Mother's Day Part 1

I had stopped at Wright Park in Tacoma on one of our unseasonably warm and sunny Sundays we had during April this year. I chose the park because of the classic WW Seymour Botanical Conservatory built in 1907. I wanted to contribute to Sketch Out/Loud, a month-long celebration of landscape architecture organized by Urban Sketcher and New York landscape designer, Richard Alomar to promote on location sketching as a way to observe and document the landscape. 

While I was researching the conservatory I learned that they hold concerts on the second Sunday of every month. So....

Mother's Day happened to be the second Sunday of May. On the way to meet my own mom we stopped at the conservatory and listened to a lovely concert by Gina Belliveau, an acoustic singer/songwriter. 

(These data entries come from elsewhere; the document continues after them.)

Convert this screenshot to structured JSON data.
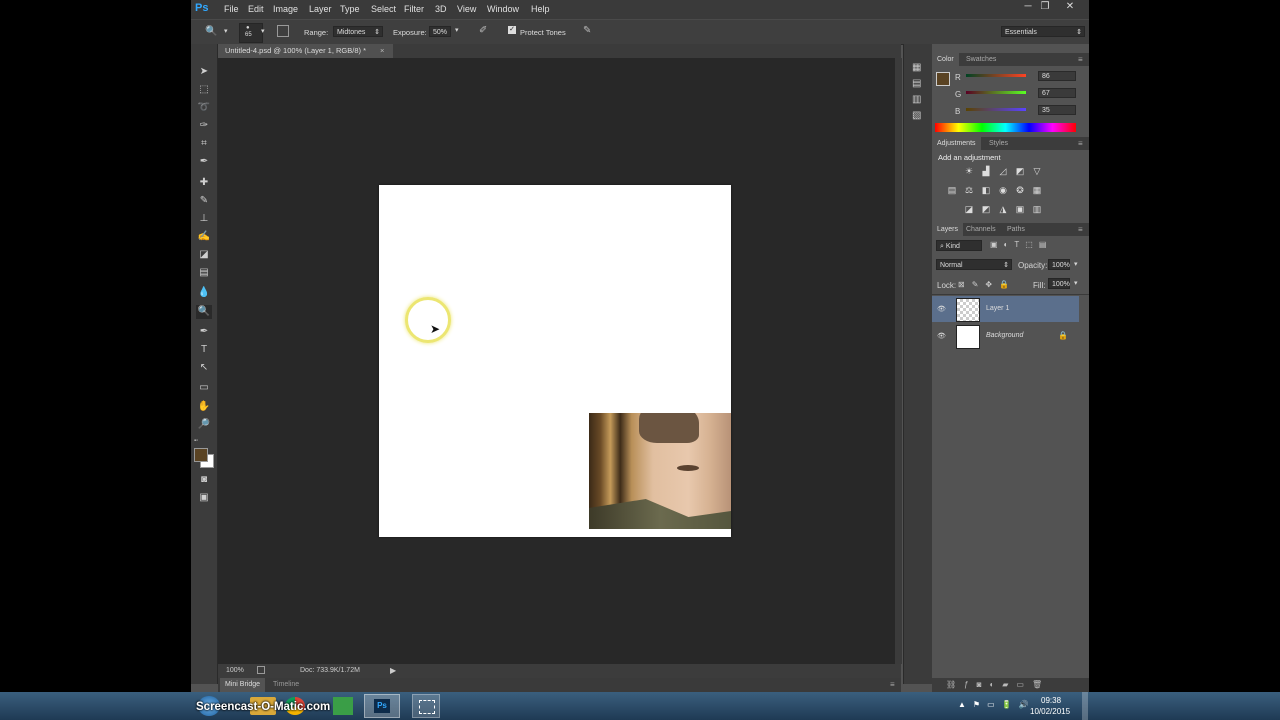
{
  "app": {
    "logo": "Ps",
    "menu": [
      "File",
      "Edit",
      "Image",
      "Layer",
      "Type",
      "Select",
      "Filter",
      "3D",
      "View",
      "Window",
      "Help"
    ],
    "window_controls": [
      "─",
      "❐",
      "✕"
    ]
  },
  "options": {
    "brush_size": "65",
    "range_label": "Range:",
    "range_value": "Midtones",
    "exposure_label": "Exposure:",
    "exposure_value": "50%",
    "protect_tones_label": "Protect Tones",
    "protect_tones_checked": true,
    "workspace": "Essentials"
  },
  "document": {
    "tab_title": "Untitled-4.psd @ 100% (Layer 1, RGB/8) *",
    "tab_close": "×",
    "zoom": "100%",
    "doc_info": "Doc: 733.9K/1.72M",
    "photo_description": "portrait of a young man"
  },
  "bottom_tabs": [
    "Mini Bridge",
    "Timeline"
  ],
  "color_panel": {
    "tabs": [
      "Color",
      "Swatches"
    ],
    "foreground": "#5a4323",
    "background": "#ffffff",
    "channels": [
      {
        "label": "R",
        "value": "86"
      },
      {
        "label": "G",
        "value": "67"
      },
      {
        "label": "B",
        "value": "35"
      }
    ]
  },
  "adjustments_panel": {
    "tabs": [
      "Adjustments",
      "Styles"
    ],
    "heading": "Add an adjustment"
  },
  "layers_panel": {
    "tabs": [
      "Layers",
      "Channels",
      "Paths"
    ],
    "kind_label": "Kind",
    "blend_mode": "Normal",
    "opacity_label": "Opacity:",
    "opacity_value": "100%",
    "lock_label": "Lock:",
    "fill_label": "Fill:",
    "fill_value": "100%",
    "layers": [
      {
        "name": "Layer 1",
        "selected": true
      },
      {
        "name": "Background",
        "selected": false,
        "locked": true
      }
    ]
  },
  "taskbar": {
    "watermark": "Screencast-O-Matic.com",
    "time": "09:38",
    "date": "10/02/2015"
  }
}
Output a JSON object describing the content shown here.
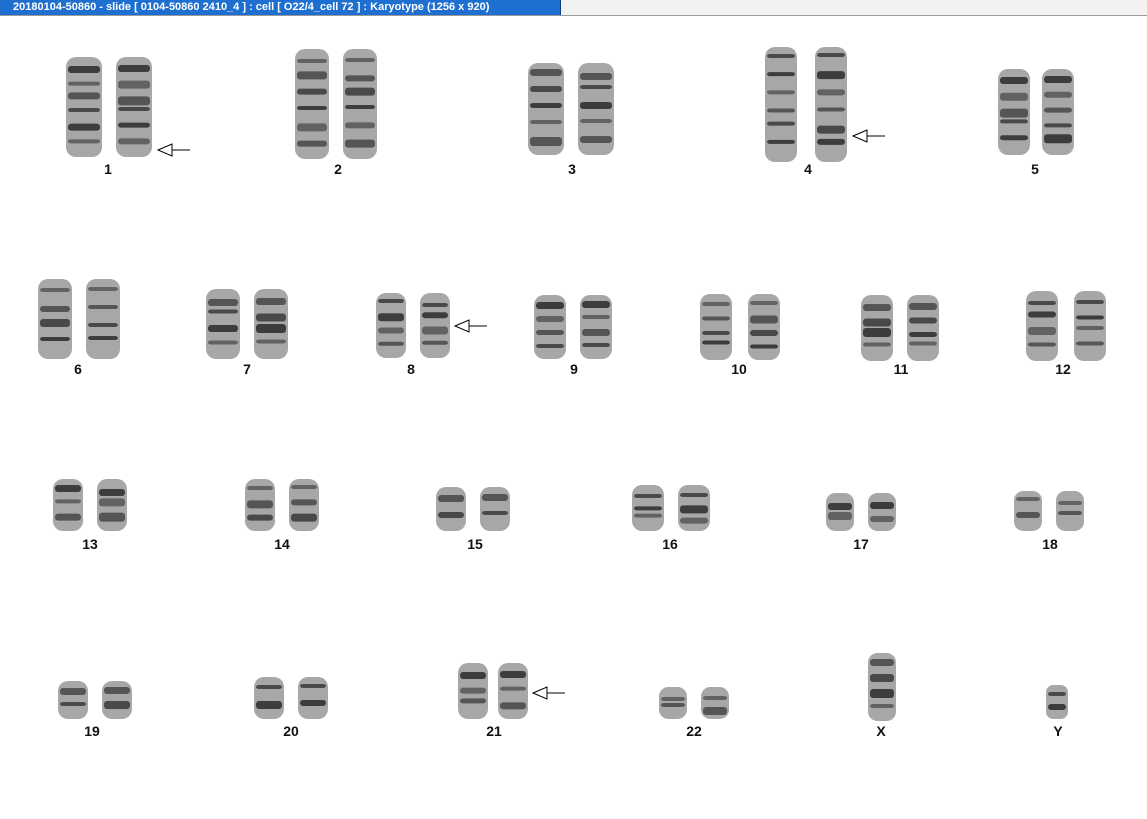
{
  "window": {
    "title": "20180104-50860 - slide [ 0104-50860 2410_4 ] : cell [ O22/4_cell 72 ] : Karyotype  (1256 x 920)"
  },
  "karyotype": {
    "chromosomes": [
      {
        "label": "1",
        "flagged": true
      },
      {
        "label": "2",
        "flagged": false
      },
      {
        "label": "3",
        "flagged": false
      },
      {
        "label": "4",
        "flagged": true
      },
      {
        "label": "5",
        "flagged": false
      },
      {
        "label": "6",
        "flagged": false
      },
      {
        "label": "7",
        "flagged": false
      },
      {
        "label": "8",
        "flagged": true
      },
      {
        "label": "9",
        "flagged": false
      },
      {
        "label": "10",
        "flagged": false
      },
      {
        "label": "11",
        "flagged": false
      },
      {
        "label": "12",
        "flagged": false
      },
      {
        "label": "13",
        "flagged": false
      },
      {
        "label": "14",
        "flagged": false
      },
      {
        "label": "15",
        "flagged": false
      },
      {
        "label": "16",
        "flagged": false
      },
      {
        "label": "17",
        "flagged": false
      },
      {
        "label": "18",
        "flagged": false
      },
      {
        "label": "19",
        "flagged": false
      },
      {
        "label": "20",
        "flagged": false
      },
      {
        "label": "21",
        "flagged": true
      },
      {
        "label": "22",
        "flagged": false
      },
      {
        "label": "X",
        "flagged": false
      },
      {
        "label": "Y",
        "flagged": false
      }
    ]
  },
  "colors": {
    "title_bar": "#1f6fd0",
    "title_text": "#ffffff",
    "chromosome": "#2a2a2a",
    "background": "#ffffff"
  },
  "icons": {
    "flag_marker": "left-arrow-icon"
  }
}
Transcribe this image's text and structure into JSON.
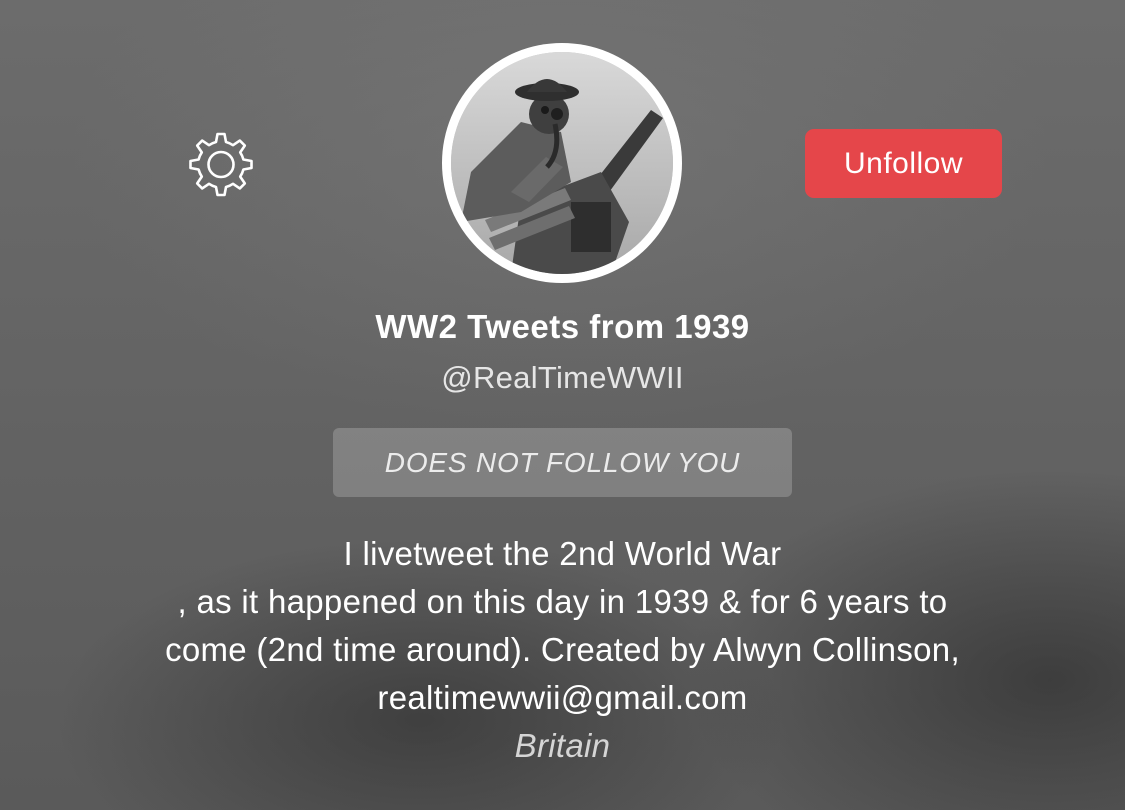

 We got to sit about 3 feet away from her as she serenaded us. 

Surfers' Paradise

Sayulita used to be a sleepy fishing village just nothing of Puerto Vallarta in Nayarit, Mexico, until a surfing journal published an article about its consistent curls. Twenty years later it is a surfer's Mecca, the Malibu of Mexico and a great place for a family vacation.

Our "board" son, so named for his attraction to boards of all kinds- skate boards, snowboards and surfboards, led the enthusiasm for this destination. We concurred and headed south in early February.

The beach is, of course the main attraction. Thick with sun reloads especially on weekends. Loads of foreigners slather on the sunscreen and happily support the many local, but not pushy, vendors. Doughnuts, silver jewelry, beach blankets are among the many local s lectins you can make. Don't want to buy anything? A simple "No gracias" usually does it he trick.

This beachfront surf shop is owned by Patricia, a northwest native hailing from Portland, OR..She and her family have been coming for most of the year for over 20 years. Her son is now on the international surfing championship tour.

Papaya/strawberry smoothies, wood-inlay surfboards, aqua water dive excursions, hand-woven Aztec designed textiles, locally grown coffee, vegan bowls with a fried grasshopper option--you can find pretty much anything you might want in one of the closely-packed shops or stree-vendor tables.

The houses stack the hillside sin an uneven checkerboard of gold, blue and pink.

Turreted tombstones laden with plastic flowers and touching epithets populate the local cemetery that leads, appropriately, to Playa de los Muertos - "beach of the dead". Ironically as a swimming beach, it surpasses Sayulits's beach.

Don Eduardo's Palapa, a grass-roofed structure perches on the hilltop above both beaches giving a spectacularly expansive view- perfect for the morning yoga class I attended.

A word of warning to us tender bellies from the States: take your time easing into the local cuisine. Or as my son put it #donteatthefishtacos.